⟨

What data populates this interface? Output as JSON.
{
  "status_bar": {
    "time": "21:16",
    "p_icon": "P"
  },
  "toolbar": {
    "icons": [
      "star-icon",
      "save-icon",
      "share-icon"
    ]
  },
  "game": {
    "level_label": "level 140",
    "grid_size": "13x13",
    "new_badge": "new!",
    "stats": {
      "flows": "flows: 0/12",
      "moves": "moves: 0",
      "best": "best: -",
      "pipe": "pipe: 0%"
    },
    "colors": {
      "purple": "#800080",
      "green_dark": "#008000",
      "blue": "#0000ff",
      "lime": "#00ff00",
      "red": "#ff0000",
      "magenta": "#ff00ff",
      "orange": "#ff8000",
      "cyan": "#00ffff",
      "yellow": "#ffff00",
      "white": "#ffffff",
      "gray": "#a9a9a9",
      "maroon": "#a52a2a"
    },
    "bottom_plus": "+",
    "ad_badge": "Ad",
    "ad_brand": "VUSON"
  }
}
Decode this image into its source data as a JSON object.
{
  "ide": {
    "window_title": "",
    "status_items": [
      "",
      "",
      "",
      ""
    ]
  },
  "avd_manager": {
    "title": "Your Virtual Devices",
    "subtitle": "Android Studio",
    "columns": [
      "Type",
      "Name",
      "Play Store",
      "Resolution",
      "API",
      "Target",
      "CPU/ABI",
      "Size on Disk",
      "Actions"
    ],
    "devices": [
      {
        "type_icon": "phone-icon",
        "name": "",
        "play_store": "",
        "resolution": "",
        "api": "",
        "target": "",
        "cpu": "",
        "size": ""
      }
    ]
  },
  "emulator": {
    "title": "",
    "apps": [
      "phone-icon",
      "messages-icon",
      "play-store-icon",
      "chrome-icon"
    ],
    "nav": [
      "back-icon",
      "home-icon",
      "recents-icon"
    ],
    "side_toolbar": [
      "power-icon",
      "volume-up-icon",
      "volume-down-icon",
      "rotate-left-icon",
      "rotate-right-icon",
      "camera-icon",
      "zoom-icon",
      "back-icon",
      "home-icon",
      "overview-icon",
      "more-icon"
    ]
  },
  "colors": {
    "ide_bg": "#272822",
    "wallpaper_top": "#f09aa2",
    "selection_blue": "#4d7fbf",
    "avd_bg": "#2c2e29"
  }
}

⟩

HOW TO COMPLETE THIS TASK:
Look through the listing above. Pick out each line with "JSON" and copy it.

PROBLEM SOLUTION:
What data populates this interface? Output as JSON.
Decode this image into its source data as a JSON object.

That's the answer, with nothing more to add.